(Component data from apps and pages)
+ + + +

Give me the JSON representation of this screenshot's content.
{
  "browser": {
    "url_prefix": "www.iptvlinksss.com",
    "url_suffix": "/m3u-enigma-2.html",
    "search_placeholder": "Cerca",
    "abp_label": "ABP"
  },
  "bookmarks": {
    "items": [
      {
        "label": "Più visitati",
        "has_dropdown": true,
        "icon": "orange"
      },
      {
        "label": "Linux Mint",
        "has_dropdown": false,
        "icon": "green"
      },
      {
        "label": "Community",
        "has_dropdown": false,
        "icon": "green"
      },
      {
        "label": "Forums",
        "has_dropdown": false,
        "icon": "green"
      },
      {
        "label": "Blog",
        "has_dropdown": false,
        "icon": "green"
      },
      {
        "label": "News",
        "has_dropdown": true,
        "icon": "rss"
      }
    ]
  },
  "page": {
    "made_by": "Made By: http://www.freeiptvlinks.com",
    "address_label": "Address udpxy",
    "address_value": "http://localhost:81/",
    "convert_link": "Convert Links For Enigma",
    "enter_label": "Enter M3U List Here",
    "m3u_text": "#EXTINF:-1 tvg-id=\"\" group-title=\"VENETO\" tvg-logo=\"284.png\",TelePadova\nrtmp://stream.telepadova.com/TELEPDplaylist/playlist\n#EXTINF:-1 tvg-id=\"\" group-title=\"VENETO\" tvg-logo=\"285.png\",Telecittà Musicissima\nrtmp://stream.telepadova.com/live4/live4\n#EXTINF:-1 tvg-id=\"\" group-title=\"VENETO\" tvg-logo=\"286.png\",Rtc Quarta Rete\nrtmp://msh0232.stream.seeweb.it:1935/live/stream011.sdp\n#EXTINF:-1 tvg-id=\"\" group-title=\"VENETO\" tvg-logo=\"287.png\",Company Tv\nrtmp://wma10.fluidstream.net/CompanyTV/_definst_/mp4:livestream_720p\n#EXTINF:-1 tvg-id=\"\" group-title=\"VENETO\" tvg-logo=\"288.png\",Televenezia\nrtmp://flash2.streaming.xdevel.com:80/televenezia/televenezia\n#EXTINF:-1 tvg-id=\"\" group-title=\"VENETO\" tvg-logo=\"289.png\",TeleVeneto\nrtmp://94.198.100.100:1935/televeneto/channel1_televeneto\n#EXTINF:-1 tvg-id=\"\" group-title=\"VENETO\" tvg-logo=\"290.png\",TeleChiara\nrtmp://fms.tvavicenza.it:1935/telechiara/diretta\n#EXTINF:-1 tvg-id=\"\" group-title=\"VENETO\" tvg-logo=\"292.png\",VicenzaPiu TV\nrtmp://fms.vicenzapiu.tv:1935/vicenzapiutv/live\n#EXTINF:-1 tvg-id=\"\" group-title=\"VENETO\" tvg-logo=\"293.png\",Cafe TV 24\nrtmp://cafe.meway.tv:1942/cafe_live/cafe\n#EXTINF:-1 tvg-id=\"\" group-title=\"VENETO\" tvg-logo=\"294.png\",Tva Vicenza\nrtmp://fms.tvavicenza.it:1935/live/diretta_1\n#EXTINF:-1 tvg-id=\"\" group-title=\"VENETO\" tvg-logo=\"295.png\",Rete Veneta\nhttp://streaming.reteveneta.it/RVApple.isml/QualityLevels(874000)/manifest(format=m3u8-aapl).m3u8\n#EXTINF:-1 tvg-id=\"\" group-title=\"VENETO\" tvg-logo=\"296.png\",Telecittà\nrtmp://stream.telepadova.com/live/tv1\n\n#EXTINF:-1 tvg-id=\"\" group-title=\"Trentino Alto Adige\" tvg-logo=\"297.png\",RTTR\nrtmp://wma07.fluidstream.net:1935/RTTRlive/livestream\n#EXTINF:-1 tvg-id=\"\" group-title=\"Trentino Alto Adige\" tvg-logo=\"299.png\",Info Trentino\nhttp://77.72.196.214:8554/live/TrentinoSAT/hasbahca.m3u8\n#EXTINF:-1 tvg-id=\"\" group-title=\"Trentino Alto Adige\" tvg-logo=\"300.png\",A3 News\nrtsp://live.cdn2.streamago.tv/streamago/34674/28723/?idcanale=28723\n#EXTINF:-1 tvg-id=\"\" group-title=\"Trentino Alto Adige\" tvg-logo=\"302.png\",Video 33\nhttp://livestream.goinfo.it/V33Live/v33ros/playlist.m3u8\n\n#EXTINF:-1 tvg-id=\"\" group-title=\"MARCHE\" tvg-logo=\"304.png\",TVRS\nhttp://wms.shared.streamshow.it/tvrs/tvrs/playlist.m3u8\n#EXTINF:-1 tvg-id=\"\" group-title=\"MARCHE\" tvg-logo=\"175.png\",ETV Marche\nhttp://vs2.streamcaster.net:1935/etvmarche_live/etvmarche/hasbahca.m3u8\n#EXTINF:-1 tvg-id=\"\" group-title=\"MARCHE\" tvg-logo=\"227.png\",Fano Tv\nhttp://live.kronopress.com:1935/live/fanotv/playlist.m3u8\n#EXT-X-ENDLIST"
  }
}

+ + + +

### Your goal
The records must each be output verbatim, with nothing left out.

### Answer box
Give me the JSON representation of this screenshot's content.
{
  "browser": {
    "url_prefix": "www.iptvlinksss.com",
    "url_suffix": "/m3u-enigma-2.html",
    "search_placeholder": "Cerca",
    "abp_label": "ABP"
  },
  "bookmarks": {
    "items": [
      {
        "label": "Più visitati",
        "has_dropdown": true,
        "icon": "orange"
      },
      {
        "label": "Linux Mint",
        "has_dropdown": false,
        "icon": "green"
      },
      {
        "label": "Community",
        "has_dropdown": false,
        "icon": "green"
      },
      {
        "label": "Forums",
        "has_dropdown": false,
        "icon": "green"
      },
      {
        "label": "Blog",
        "has_dropdown": false,
        "icon": "green"
      },
      {
        "label": "News",
        "has_dropdown": true,
        "icon": "rss"
      }
    ]
  },
  "page": {
    "made_by": "Made By: http://www.freeiptvlinks.com",
    "address_label": "Address udpxy",
    "address_value": "http://localhost:81/",
    "convert_link": "Convert Links For Enigma",
    "enter_label": "Enter M3U List Here",
    "m3u_text": "#EXTINF:-1 tvg-id=\"\" group-title=\"VENETO\" tvg-logo=\"284.png\",TelePadova\nrtmp://stream.telepadova.com/TELEPDplaylist/playlist\n#EXTINF:-1 tvg-id=\"\" group-title=\"VENETO\" tvg-logo=\"285.png\",Telecittà Musicissima\nrtmp://stream.telepadova.com/live4/live4\n#EXTINF:-1 tvg-id=\"\" group-title=\"VENETO\" tvg-logo=\"286.png\",Rtc Quarta Rete\nrtmp://msh0232.stream.seeweb.it:1935/live/stream011.sdp\n#EXTINF:-1 tvg-id=\"\" group-title=\"VENETO\" tvg-logo=\"287.png\",Company Tv\nrtmp://wma10.fluidstream.net/CompanyTV/_definst_/mp4:livestream_720p\n#EXTINF:-1 tvg-id=\"\" group-title=\"VENETO\" tvg-logo=\"288.png\",Televenezia\nrtmp://flash2.streaming.xdevel.com:80/televenezia/televenezia\n#EXTINF:-1 tvg-id=\"\" group-title=\"VENETO\" tvg-logo=\"289.png\",TeleVeneto\nrtmp://94.198.100.100:1935/televeneto/channel1_televeneto\n#EXTINF:-1 tvg-id=\"\" group-title=\"VENETO\" tvg-logo=\"290.png\",TeleChiara\nrtmp://fms.tvavicenza.it:1935/telechiara/diretta\n#EXTINF:-1 tvg-id=\"\" group-title=\"VENETO\" tvg-logo=\"292.png\",VicenzaPiu TV\nrtmp://fms.vicenzapiu.tv:1935/vicenzapiutv/live\n#EXTINF:-1 tvg-id=\"\" group-title=\"VENETO\" tvg-logo=\"293.png\",Cafe TV 24\nrtmp://cafe.meway.tv:1942/cafe_live/cafe\n#EXTINF:-1 tvg-id=\"\" group-title=\"VENETO\" tvg-logo=\"294.png\",Tva Vicenza\nrtmp://fms.tvavicenza.it:1935/live/diretta_1\n#EXTINF:-1 tvg-id=\"\" group-title=\"VENETO\" tvg-logo=\"295.png\",Rete Veneta\nhttp://streaming.reteveneta.it/RVApple.isml/QualityLevels(874000)/manifest(format=m3u8-aapl).m3u8\n#EXTINF:-1 tvg-id=\"\" group-title=\"VENETO\" tvg-logo=\"296.png\",Telecittà\nrtmp://stream.telepadova.com/live/tv1\n\n#EXTINF:-1 tvg-id=\"\" group-title=\"Trentino Alto Adige\" tvg-logo=\"297.png\",RTTR\nrtmp://wma07.fluidstream.net:1935/RTTRlive/livestream\n#EXTINF:-1 tvg-id=\"\" group-title=\"Trentino Alto Adige\" tvg-logo=\"299.png\",Info Trentino\nhttp://77.72.196.214:8554/live/TrentinoSAT/hasbahca.m3u8\n#EXTINF:-1 tvg-id=\"\" group-title=\"Trentino Alto Adige\" tvg-logo=\"300.png\",A3 News\nrtsp://live.cdn2.streamago.tv/streamago/34674/28723/?idcanale=28723\n#EXTINF:-1 tvg-id=\"\" group-title=\"Trentino Alto Adige\" tvg-logo=\"302.png\",Video 33\nhttp://livestream.goinfo.it/V33Live/v33ros/playlist.m3u8\n\n#EXTINF:-1 tvg-id=\"\" group-title=\"MARCHE\" tvg-logo=\"304.png\",TVRS\nhttp://wms.shared.streamshow.it/tvrs/tvrs/playlist.m3u8\n#EXTINF:-1 tvg-id=\"\" group-title=\"MARCHE\" tvg-logo=\"175.png\",ETV Marche\nhttp://vs2.streamcaster.net:1935/etvmarche_live/etvmarche/hasbahca.m3u8\n#EXTINF:-1 tvg-id=\"\" group-title=\"MARCHE\" tvg-logo=\"227.png\",Fano Tv\nhttp://live.kronopress.com:1935/live/fanotv/playlist.m3u8\n#EXT-X-ENDLIST"
  }
}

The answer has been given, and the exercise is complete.